Hospital Showcases Engage to Change

Engage to Change, our ground-breaking social enterprise to educate employers and staff about family violence, will be showcased to nurses and midwives from across Australia at the Australian Nurses and Midwives Conference in Melbourne on 11th September.

The program, which explores what can be done to support women in the workplace who are experiencing violence, will be presented at the conference by St Vincent’s Private Hospital staff.

The training program, which is currently funded solely through philanthropy, offers employers and their employees practical assistance on how to recognise and respond to family violence issues in the workplace, and where to refer both inside and outside the business.

McAuley Community Services for Women ran the Engage to Change face-to-face facilitated workshops for managers at St Vincent’s Private and the hospital has installed purpose built e-learning module to train their employees about family violence and how to recognise and respond appropriately in the workplace.

Recognising the value of this work, the hospital is keen to spread the word to show what support is available to nursing staff and how easily it can be implemented Australia wide.

“The program has enabled managers to feel more comfortable about broaching the subject with their staff and to recognise some of the key warning signs,” said Darren Mannix, Manager Human Resources at St Vincent’s Private Hospital Melbourne.

“In addition, St Vincent’s Private Hospital Melbourne has introduced a policy detailing special leave provisions and support for employees experiencing domestic violence,” Mr Mannix said.

Karen Dynon, Business Development at McAuley Community Services for Women, said St Vincent’s Private Hospital management was on the front foot in terms of supporting staff experiencing family violence.

“We would like other major health services to provide the face-to-face training, particularly as 80% of their staff are female. The training means that managers are better equipped to recognise when a staff member is experiencing family violence and they know where to refer them for more intensive and appropriate help,” Karen said.

The Engage to Change Program also looks at the cost to business of family violence.

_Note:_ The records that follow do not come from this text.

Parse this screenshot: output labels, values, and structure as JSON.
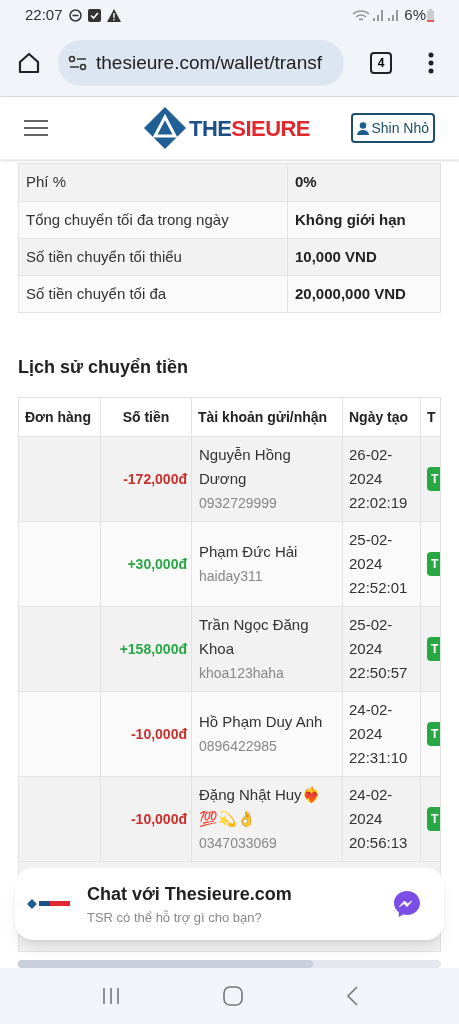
{
  "status_bar": {
    "time": "22:07",
    "battery": "6%"
  },
  "browser": {
    "url": "thesieure.com/wallet/transf",
    "tab_count": "4"
  },
  "header": {
    "logo_text_1": "THE",
    "logo_text_2": "SIEURE",
    "user_button": "Shin Nhỏ"
  },
  "info_table": [
    {
      "label": "Phí %",
      "value": "0%"
    },
    {
      "label": "Tổng chuyển tối đa trong ngày",
      "value": "Không giới hạn"
    },
    {
      "label": "Số tiền chuyển tối thiểu",
      "value": "10,000 VND"
    },
    {
      "label": "Số tiền chuyển tối đa",
      "value": "20,000,000 VND"
    }
  ],
  "history": {
    "title": "Lịch sử chuyển tiền",
    "columns": [
      "Đơn hàng",
      "Số tiền",
      "Tài khoản gửi/nhận",
      "Ngày tạo",
      "T"
    ],
    "rows": [
      {
        "amount": "-172,000đ",
        "kind": "out",
        "name": "Nguyễn Hồng Dương",
        "account": "0932729999",
        "date": "26-02-2024 22:02:19",
        "status": "T"
      },
      {
        "amount": "+30,000đ",
        "kind": "in",
        "name": "Phạm Đức Hải",
        "account": "haiday311",
        "date": "25-02-2024 22:52:01",
        "status": "T"
      },
      {
        "amount": "+158,000đ",
        "kind": "in",
        "name": "Trần Ngọc Đăng Khoa",
        "account": "khoa123haha",
        "date": "25-02-2024 22:50:57",
        "status": "T"
      },
      {
        "amount": "-10,000đ",
        "kind": "out",
        "name": "Hồ Phạm Duy Anh",
        "account": "0896422985",
        "date": "24-02-2024 22:31:10",
        "status": "T"
      },
      {
        "amount": "-10,000đ",
        "kind": "out",
        "name": "Đặng Nhật Huy❤️‍🔥💯💫👌",
        "account": "0347033069",
        "date": "24-02-2024 20:56:13",
        "status": "T"
      }
    ]
  },
  "chat_widget": {
    "title": "Chat với Thesieure.com",
    "subtitle": "TSR có thể hỗ trợ gì cho bạn?"
  }
}
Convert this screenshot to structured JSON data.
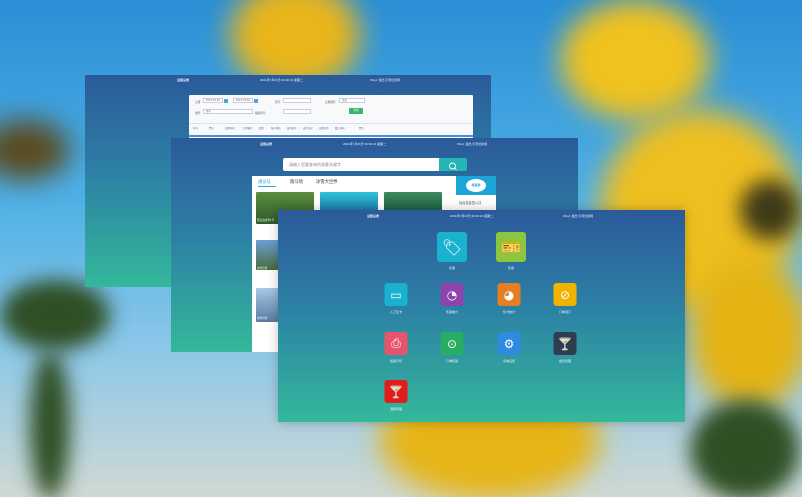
{
  "background": {
    "petal_color": "#f2c21a",
    "leaf_color": "#2f4f25",
    "sky_color": "#3aa3e0"
  },
  "window_back": {
    "title_brand": "证照总表",
    "title_date": "2021年7月26日 09:30:34 星期二",
    "title_user": "Wey1  退出  引导位新用",
    "filters": {
      "date_label": "日期:",
      "date_from": "2021-07-26",
      "date_to": "2021-07-26",
      "ticket_label": "票号:",
      "type_label": "类型:",
      "type_value": "所有",
      "status_label": "日期类型:",
      "status_value": "全部",
      "code_label": "编票机号:",
      "query_button": "查询"
    },
    "table_headers": [
      "序号",
      "票号",
      "日期时间",
      "订单编号",
      "类型",
      "客人姓名",
      "身份证号",
      "支付方式",
      "日期订单",
      "窗口号码",
      "票号"
    ]
  },
  "window_mid": {
    "title_brand": "证照总表",
    "title_date": "2021年7月26日 09:30:34 星期二",
    "title_user": "Wey1  退出  引导位新用",
    "search_placeholder": "请输入您要查询的游客关键字",
    "tabs": [
      {
        "label": "通证证"
      },
      {
        "label": "跑马场"
      },
      {
        "label": "冰雪大世界"
      }
    ],
    "cards": [
      {
        "caption": "鹭岛泊舍里1号"
      },
      {
        "caption": "冰雪世界"
      },
      {
        "caption": "冰雪世界"
      }
    ],
    "side_logo": "旅游票",
    "side_text": "请点击会员入口"
  },
  "window_front": {
    "title_brand": "证照总表",
    "title_date": "2021年7月26日 09:30:34 星期二",
    "title_user": "Wey1  退出  引导位新用",
    "tiles": [
      {
        "label": "售票",
        "icon": "ticket-tag-icon",
        "glyph": "🏷",
        "color": "#1ab3cf"
      },
      {
        "label": "售票",
        "icon": "ticket-machine-icon",
        "glyph": "🎫",
        "color": "#8cc63f"
      },
      {
        "label": "人工售卡",
        "icon": "wallet-icon",
        "glyph": "▭",
        "color": "#1ab3cf"
      },
      {
        "label": "售票统计",
        "icon": "pie-chart-icon",
        "glyph": "◔",
        "color": "#8e44ad"
      },
      {
        "label": "售卡统计",
        "icon": "pie-chart-orange-icon",
        "glyph": "◕",
        "color": "#e67e22"
      },
      {
        "label": "订单退订",
        "icon": "order-cancel-icon",
        "glyph": "⊘",
        "color": "#f0b400"
      },
      {
        "label": "检票打印",
        "icon": "print-icon",
        "glyph": "⎙",
        "color": "#e8546b"
      },
      {
        "label": "订单核销",
        "icon": "order-settle-icon",
        "glyph": "⊙",
        "color": "#27ae60"
      },
      {
        "label": "系统设置",
        "icon": "gear-icon",
        "glyph": "⚙",
        "color": "#2d8be0"
      },
      {
        "label": "会员管理",
        "icon": "cocktail-dark-icon",
        "glyph": "🍸",
        "color": "#2c3e50"
      },
      {
        "label": "酒吧管理",
        "icon": "cocktail-red-icon",
        "glyph": "🍸",
        "color": "#e31c1c"
      }
    ]
  }
}
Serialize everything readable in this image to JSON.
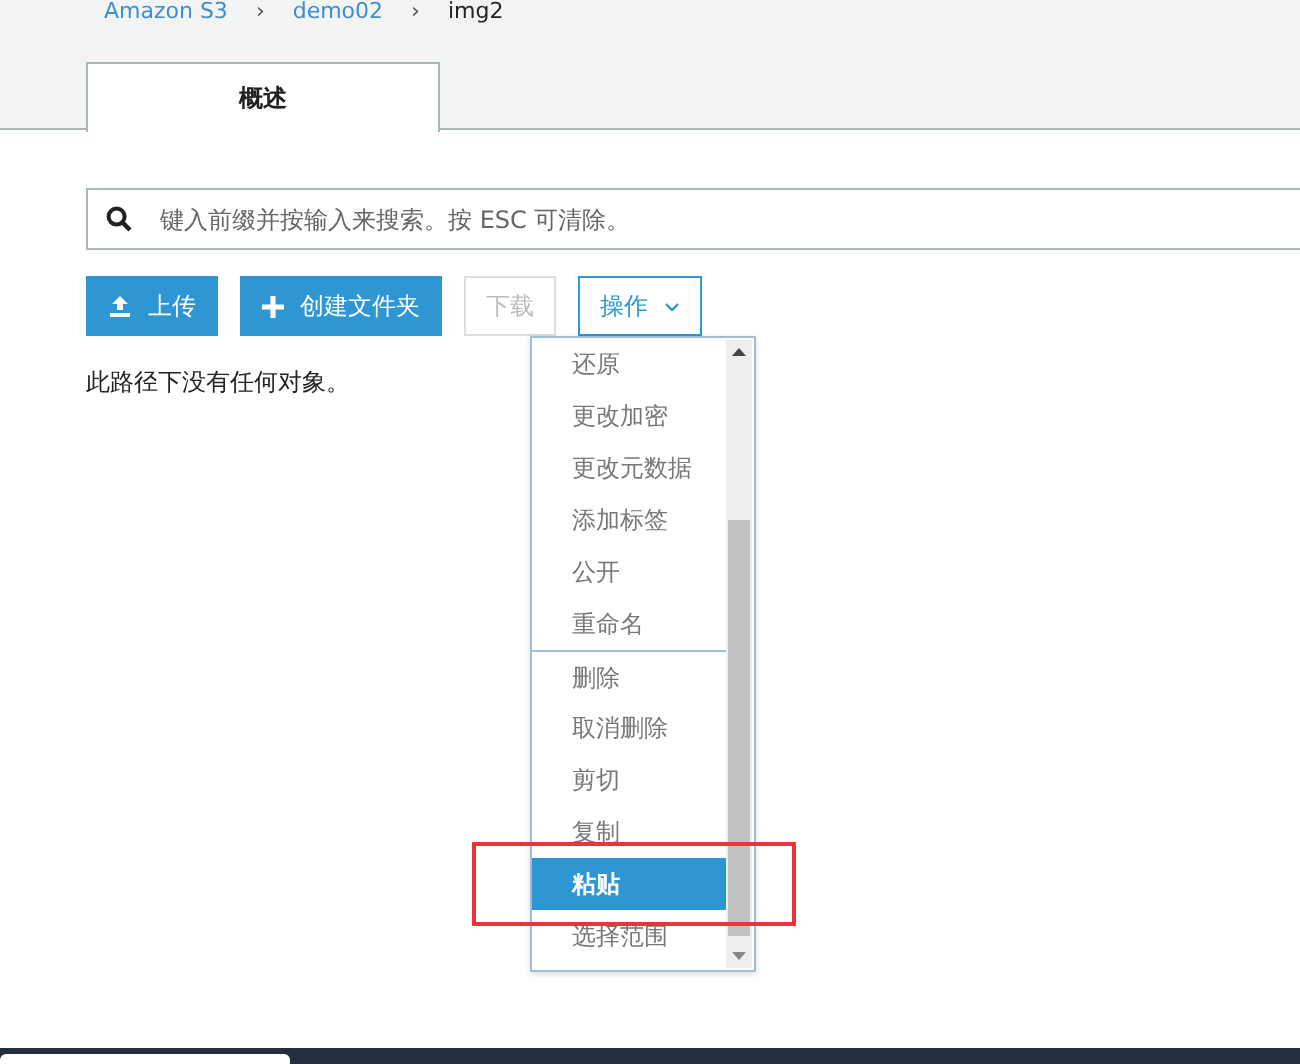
{
  "breadcrumb": [
    {
      "label": "Amazon S3",
      "link": true
    },
    {
      "separator": "›"
    },
    {
      "label": "demo02",
      "link": true
    },
    {
      "separator": "›"
    },
    {
      "label": "img2",
      "link": false
    }
  ],
  "tabs": [
    {
      "label": "概述",
      "selected": true
    }
  ],
  "search": {
    "placeholder": "键入前缀并按输入来搜索。按 ESC 可清除。"
  },
  "buttons": [
    {
      "label": "上传",
      "kind": "upload",
      "disabled": false
    },
    {
      "label": "创建文件夹",
      "kind": "create",
      "disabled": false
    },
    {
      "label": "下载",
      "kind": "plain",
      "disabled": true
    },
    {
      "label": "操作",
      "kind": "dropdown",
      "disabled": false
    }
  ],
  "empty_message": "此路径下没有任何对象。",
  "menu": {
    "items": [
      {
        "label": "还原",
        "selected": false,
        "divider_before": false,
        "highlighted": false
      },
      {
        "label": "更改加密",
        "selected": false,
        "divider_before": false,
        "highlighted": false
      },
      {
        "label": "更改元数据",
        "selected": false,
        "divider_before": false,
        "highlighted": false
      },
      {
        "label": "添加标签",
        "selected": false,
        "divider_before": false,
        "highlighted": false
      },
      {
        "label": "公开",
        "selected": false,
        "divider_before": false,
        "highlighted": false
      },
      {
        "label": "重命名",
        "selected": false,
        "divider_before": false,
        "highlighted": false
      },
      {
        "label": "删除",
        "selected": false,
        "divider_before": true,
        "highlighted": false
      },
      {
        "label": "取消删除",
        "selected": false,
        "divider_before": false,
        "highlighted": false
      },
      {
        "label": "剪切",
        "selected": false,
        "divider_before": false,
        "highlighted": false
      },
      {
        "label": "复制",
        "selected": false,
        "divider_before": false,
        "highlighted": false
      },
      {
        "label": "粘贴",
        "selected": true,
        "divider_before": false,
        "highlighted": true
      },
      {
        "label": "选择范围",
        "selected": false,
        "divider_before": false,
        "highlighted": false
      }
    ]
  }
}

Family violence puts all workers at risk and can lead to stress related illness and physical injuries in the workplace. Recent surveys in Australia and overseas have estimated between 10–30% of employees may be affected by family violence in any 12 month period.

Family violence costs Australian business around $13.6 billion each year, due to lost productivity, increased use of sick leave, poor performance, absenteeism and recruitment costs. By 2021 this figure is expected to rise to $20 billion (according to The Cost of Violence Against Women and their Children, KPMG 2009).

September 2015